[Element data from apps and pages]
<<<<

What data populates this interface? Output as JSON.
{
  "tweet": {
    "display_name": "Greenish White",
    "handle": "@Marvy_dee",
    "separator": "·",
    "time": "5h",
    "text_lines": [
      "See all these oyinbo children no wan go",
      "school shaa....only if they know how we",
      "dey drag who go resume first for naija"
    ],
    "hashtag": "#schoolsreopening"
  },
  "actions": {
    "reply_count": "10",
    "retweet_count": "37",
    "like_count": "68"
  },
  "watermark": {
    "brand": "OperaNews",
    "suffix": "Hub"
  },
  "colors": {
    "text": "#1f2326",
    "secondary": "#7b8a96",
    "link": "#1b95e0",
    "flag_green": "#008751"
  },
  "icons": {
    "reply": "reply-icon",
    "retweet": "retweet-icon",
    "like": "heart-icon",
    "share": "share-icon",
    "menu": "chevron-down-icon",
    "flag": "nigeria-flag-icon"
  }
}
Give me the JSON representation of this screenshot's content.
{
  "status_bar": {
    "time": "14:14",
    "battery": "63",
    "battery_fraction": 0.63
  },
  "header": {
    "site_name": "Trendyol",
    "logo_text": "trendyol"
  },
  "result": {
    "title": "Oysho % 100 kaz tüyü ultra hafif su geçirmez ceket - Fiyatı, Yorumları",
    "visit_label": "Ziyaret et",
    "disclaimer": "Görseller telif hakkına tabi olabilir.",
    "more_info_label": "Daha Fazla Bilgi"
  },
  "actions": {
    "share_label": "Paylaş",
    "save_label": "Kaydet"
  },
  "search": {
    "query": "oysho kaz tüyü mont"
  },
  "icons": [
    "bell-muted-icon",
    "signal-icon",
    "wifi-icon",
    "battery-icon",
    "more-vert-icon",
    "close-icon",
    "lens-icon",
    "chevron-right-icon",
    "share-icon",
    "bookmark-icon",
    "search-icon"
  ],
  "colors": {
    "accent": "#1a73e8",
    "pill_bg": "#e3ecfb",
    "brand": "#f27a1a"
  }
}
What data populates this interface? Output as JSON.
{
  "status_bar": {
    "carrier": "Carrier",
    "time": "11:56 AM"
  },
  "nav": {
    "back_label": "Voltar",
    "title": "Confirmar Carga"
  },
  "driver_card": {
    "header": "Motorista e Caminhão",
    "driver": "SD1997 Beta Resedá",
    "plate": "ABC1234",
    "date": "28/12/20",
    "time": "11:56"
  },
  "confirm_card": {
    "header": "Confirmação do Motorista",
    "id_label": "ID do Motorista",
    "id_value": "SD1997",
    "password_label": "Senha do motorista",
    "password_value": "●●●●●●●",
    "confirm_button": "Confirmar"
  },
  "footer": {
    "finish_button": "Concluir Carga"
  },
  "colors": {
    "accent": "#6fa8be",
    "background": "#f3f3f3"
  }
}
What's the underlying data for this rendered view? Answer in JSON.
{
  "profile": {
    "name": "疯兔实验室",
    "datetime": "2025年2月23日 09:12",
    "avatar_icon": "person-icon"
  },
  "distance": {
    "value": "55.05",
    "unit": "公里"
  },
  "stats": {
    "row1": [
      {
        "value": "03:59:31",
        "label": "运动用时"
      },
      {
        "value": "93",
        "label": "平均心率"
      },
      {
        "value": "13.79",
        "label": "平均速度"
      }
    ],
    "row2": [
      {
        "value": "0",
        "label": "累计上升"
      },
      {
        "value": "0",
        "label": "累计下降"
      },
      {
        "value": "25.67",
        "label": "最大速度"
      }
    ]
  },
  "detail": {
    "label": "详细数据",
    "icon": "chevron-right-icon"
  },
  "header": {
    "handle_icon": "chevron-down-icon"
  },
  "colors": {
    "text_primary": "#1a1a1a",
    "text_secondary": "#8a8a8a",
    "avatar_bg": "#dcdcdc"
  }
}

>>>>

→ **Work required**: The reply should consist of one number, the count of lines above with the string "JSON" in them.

→ **Expected answer**: 4